#### [Data records]
● ● ●
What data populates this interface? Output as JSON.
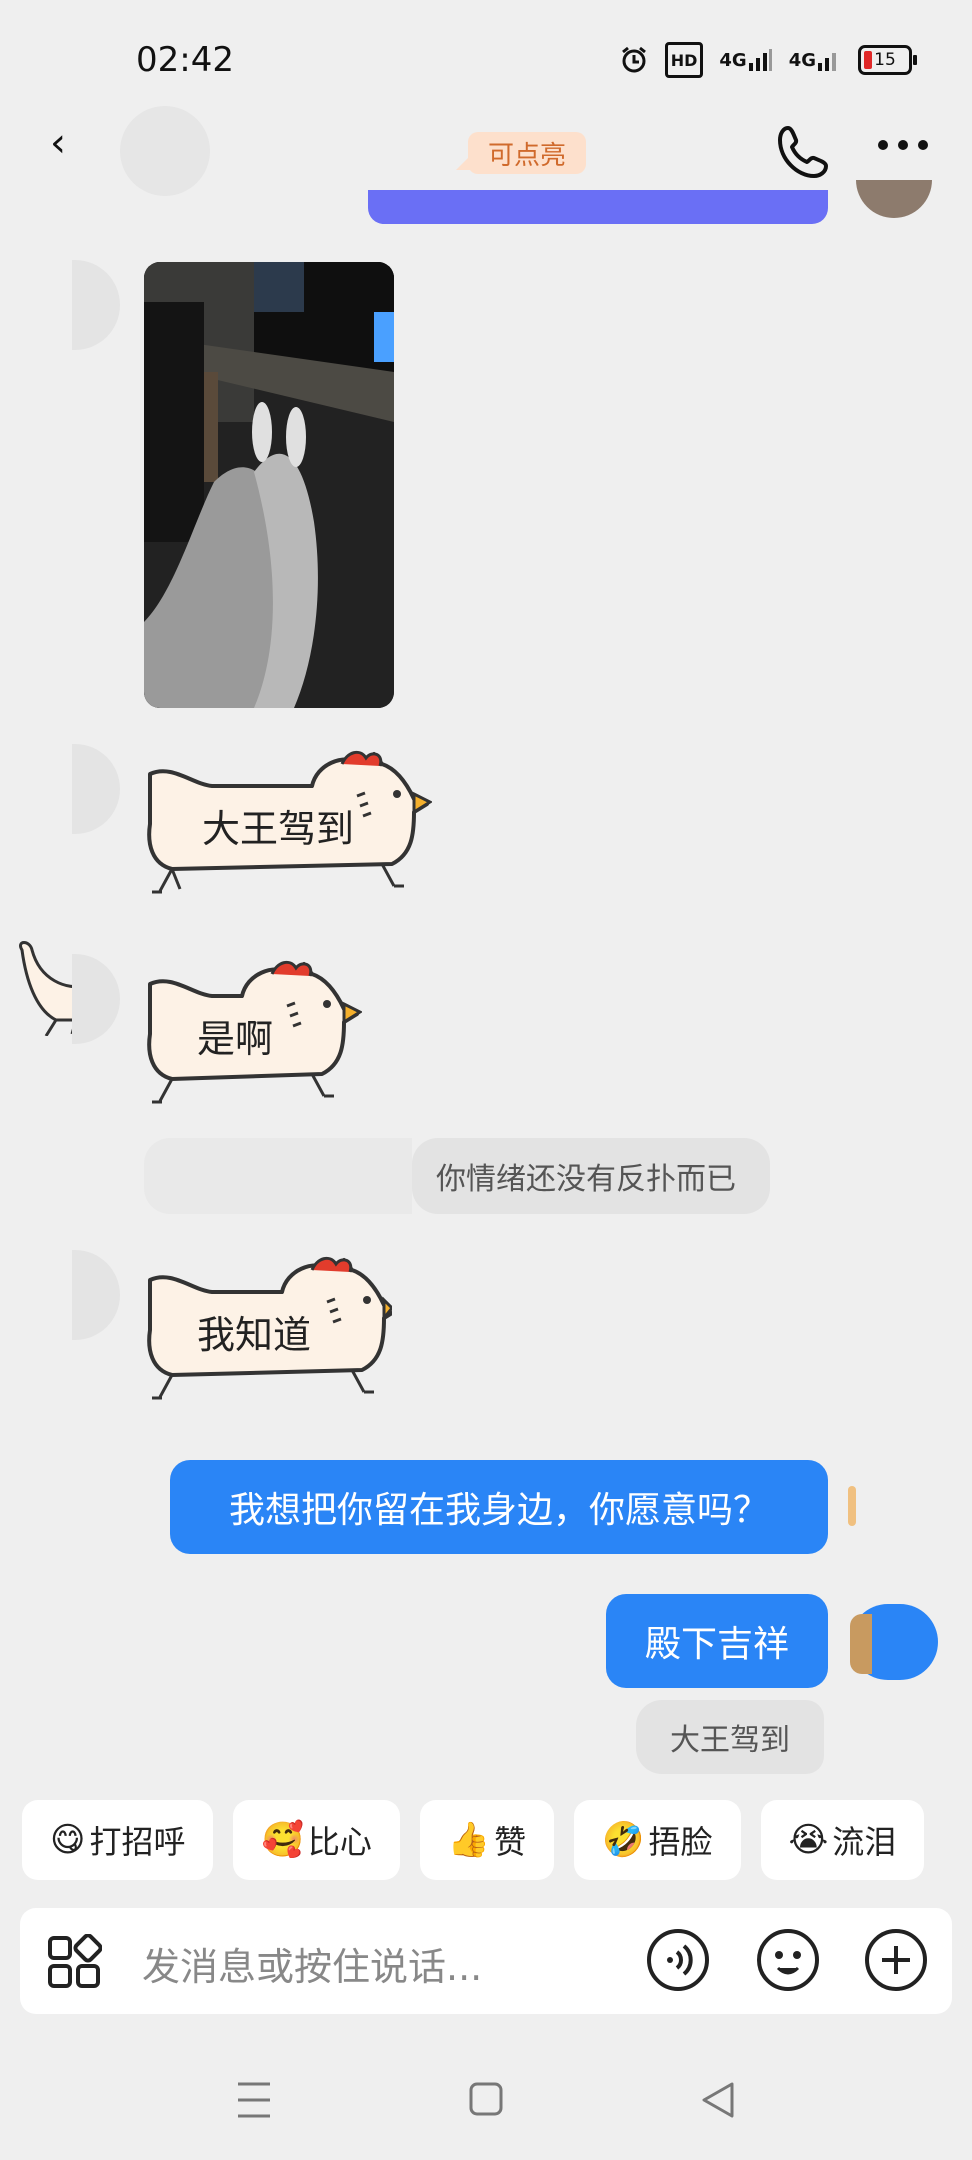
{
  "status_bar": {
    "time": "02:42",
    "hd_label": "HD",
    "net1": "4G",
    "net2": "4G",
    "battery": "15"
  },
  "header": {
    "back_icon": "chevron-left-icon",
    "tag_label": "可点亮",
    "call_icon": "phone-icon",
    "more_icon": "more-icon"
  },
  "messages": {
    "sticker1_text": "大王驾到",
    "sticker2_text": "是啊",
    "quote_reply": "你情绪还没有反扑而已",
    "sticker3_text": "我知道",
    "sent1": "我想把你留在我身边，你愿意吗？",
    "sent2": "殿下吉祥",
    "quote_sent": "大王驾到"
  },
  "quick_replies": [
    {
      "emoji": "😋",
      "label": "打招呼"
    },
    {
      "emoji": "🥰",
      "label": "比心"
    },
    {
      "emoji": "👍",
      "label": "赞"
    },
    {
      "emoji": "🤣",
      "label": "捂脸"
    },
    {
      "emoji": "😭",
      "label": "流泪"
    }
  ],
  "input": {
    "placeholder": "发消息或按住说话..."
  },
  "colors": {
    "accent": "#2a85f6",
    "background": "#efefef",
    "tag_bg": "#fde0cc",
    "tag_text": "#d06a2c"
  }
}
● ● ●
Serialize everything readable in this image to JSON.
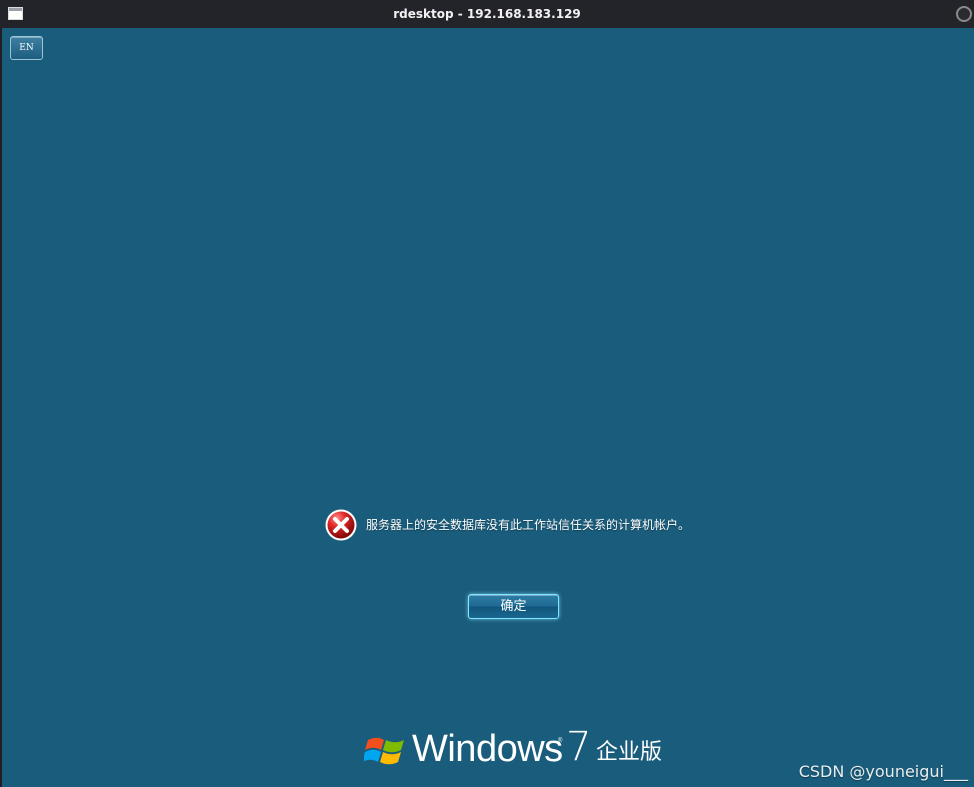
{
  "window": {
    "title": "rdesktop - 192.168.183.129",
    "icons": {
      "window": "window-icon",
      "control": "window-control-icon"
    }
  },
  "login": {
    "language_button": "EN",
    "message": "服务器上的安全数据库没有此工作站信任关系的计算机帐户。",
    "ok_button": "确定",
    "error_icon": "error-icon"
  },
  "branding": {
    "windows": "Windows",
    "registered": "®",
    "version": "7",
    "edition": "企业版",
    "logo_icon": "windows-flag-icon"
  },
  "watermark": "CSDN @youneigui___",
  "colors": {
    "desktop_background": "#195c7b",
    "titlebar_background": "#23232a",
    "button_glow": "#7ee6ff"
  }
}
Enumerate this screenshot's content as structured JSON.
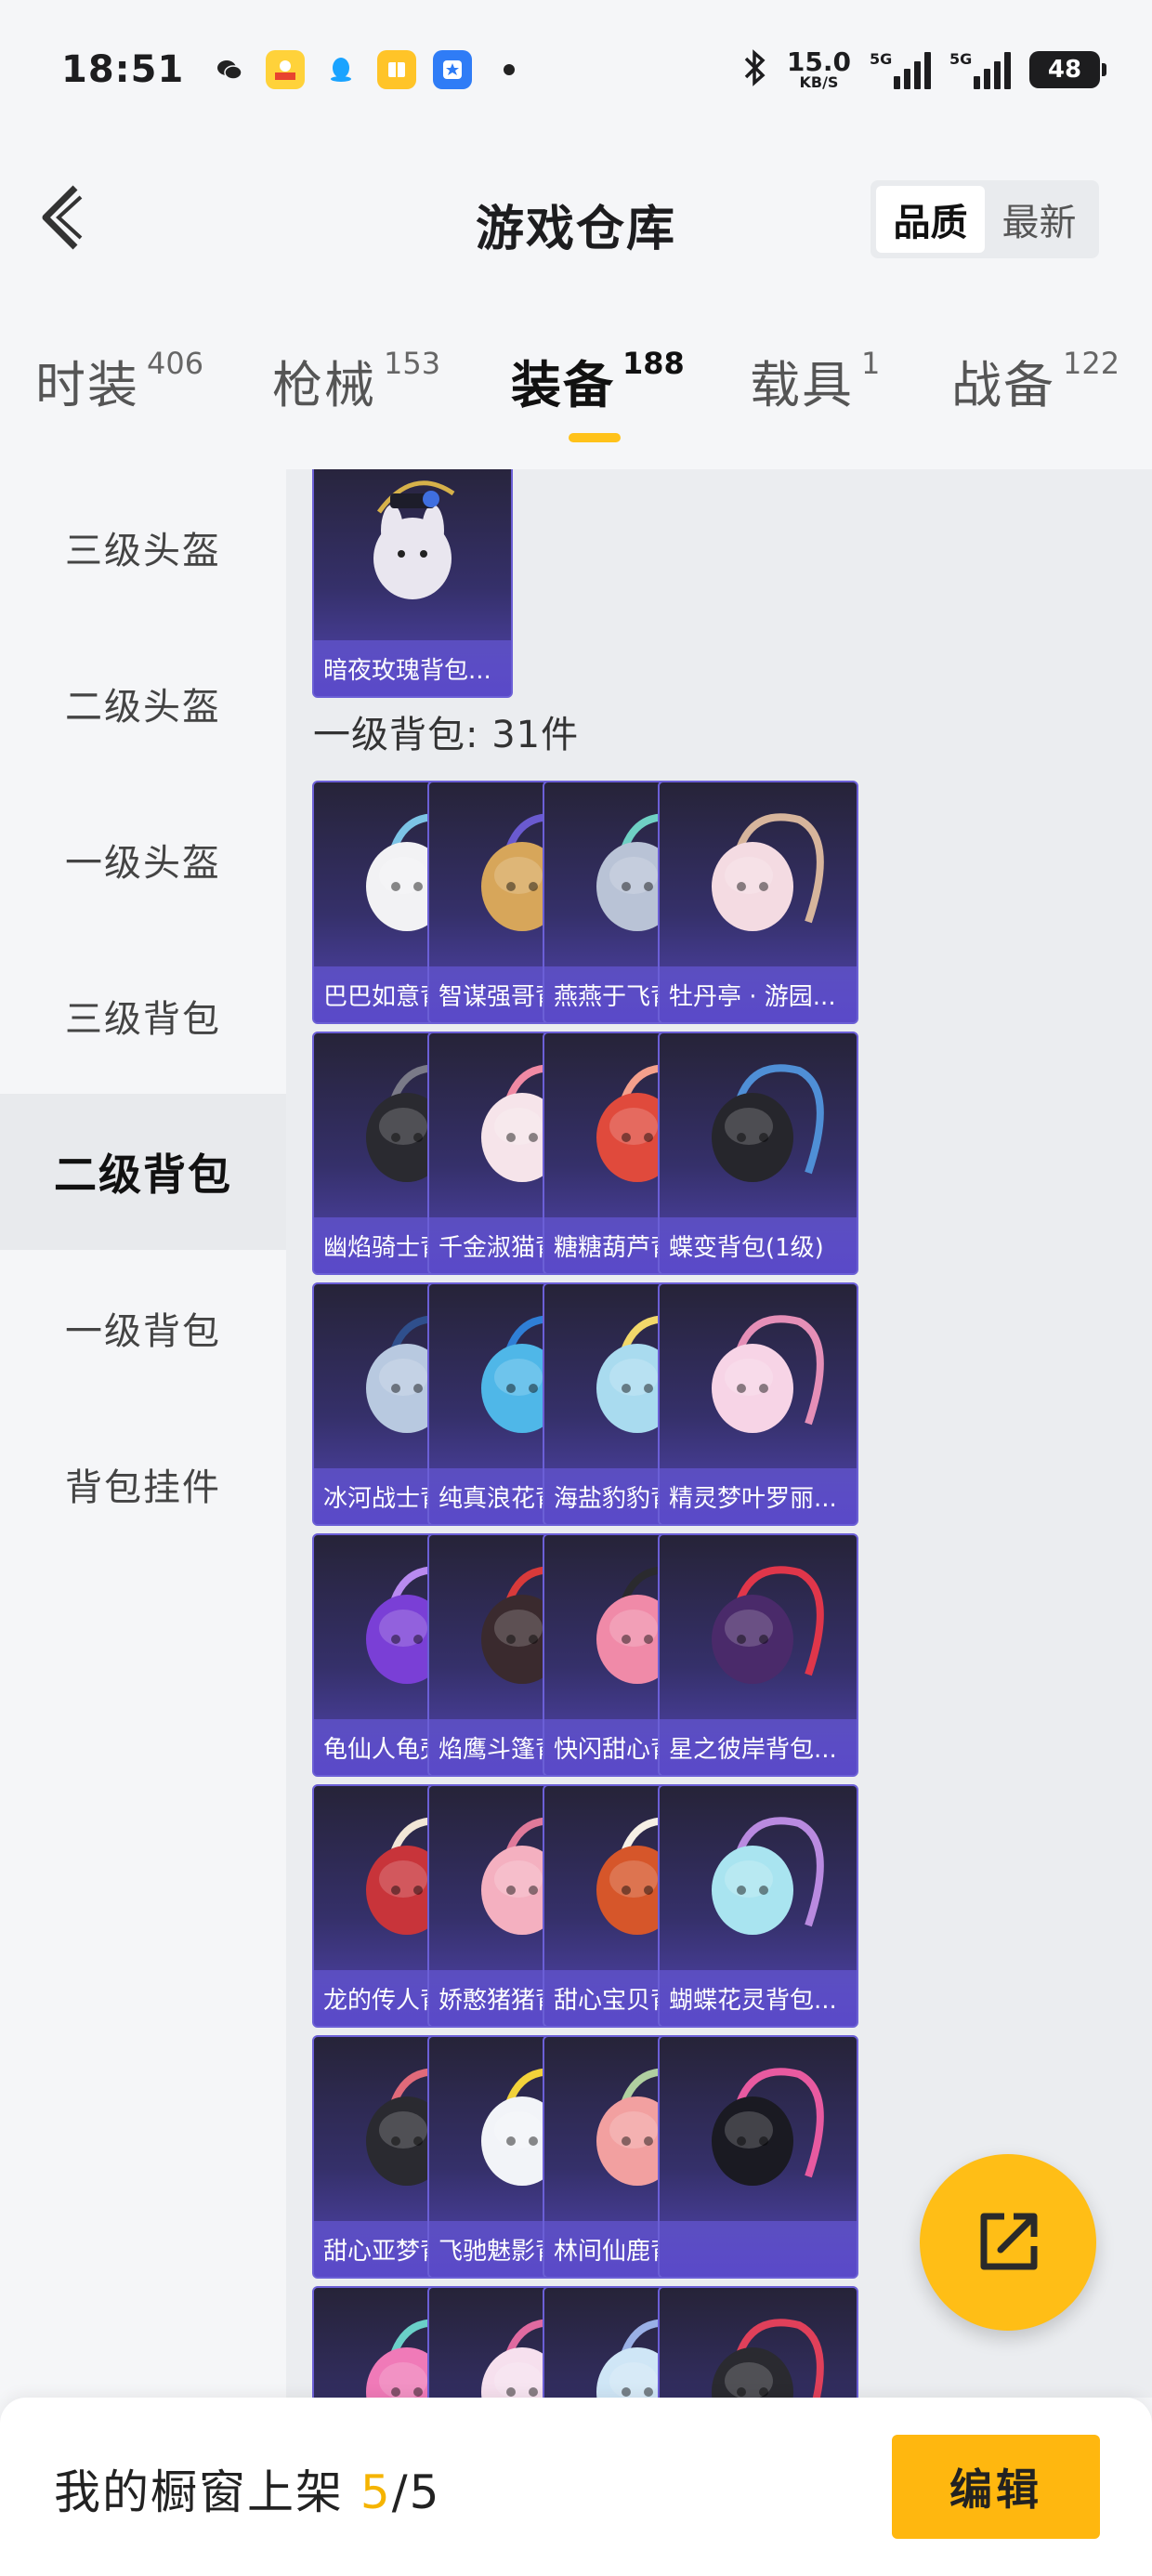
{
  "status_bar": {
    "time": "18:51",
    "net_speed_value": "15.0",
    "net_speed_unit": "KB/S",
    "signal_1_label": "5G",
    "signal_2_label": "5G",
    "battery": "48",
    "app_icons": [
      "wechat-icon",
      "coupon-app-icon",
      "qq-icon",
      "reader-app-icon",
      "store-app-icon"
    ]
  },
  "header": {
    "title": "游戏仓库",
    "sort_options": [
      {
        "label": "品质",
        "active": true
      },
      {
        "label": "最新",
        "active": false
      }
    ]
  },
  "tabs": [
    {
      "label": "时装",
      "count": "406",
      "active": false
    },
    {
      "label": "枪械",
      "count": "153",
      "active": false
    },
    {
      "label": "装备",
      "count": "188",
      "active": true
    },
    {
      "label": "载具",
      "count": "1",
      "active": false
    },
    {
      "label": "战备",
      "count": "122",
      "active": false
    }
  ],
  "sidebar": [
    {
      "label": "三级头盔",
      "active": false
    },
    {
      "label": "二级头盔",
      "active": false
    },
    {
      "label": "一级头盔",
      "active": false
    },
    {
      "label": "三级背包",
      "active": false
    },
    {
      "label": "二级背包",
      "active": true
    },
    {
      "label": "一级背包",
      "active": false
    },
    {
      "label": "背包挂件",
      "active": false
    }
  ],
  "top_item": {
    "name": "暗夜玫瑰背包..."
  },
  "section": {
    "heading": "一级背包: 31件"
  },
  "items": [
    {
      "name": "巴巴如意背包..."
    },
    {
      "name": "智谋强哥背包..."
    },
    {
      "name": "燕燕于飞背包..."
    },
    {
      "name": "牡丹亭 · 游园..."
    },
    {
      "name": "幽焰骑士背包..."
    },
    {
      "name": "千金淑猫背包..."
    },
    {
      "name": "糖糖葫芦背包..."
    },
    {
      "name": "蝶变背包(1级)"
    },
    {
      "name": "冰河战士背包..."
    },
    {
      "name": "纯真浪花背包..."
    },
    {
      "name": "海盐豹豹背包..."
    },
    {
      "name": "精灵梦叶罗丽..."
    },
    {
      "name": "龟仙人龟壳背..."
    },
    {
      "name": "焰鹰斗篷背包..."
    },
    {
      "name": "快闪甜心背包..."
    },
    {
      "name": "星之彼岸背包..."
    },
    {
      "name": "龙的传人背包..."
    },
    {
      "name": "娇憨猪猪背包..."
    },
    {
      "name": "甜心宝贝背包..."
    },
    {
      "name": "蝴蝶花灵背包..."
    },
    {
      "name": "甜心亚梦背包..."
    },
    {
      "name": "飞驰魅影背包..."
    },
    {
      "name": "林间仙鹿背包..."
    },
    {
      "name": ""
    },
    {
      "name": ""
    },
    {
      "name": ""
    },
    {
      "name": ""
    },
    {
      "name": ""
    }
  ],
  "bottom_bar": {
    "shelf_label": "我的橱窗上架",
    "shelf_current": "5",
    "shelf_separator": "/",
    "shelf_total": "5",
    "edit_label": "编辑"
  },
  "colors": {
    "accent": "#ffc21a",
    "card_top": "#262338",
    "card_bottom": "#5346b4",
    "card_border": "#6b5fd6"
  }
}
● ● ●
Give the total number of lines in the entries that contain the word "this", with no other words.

#### [Reply to the task]
3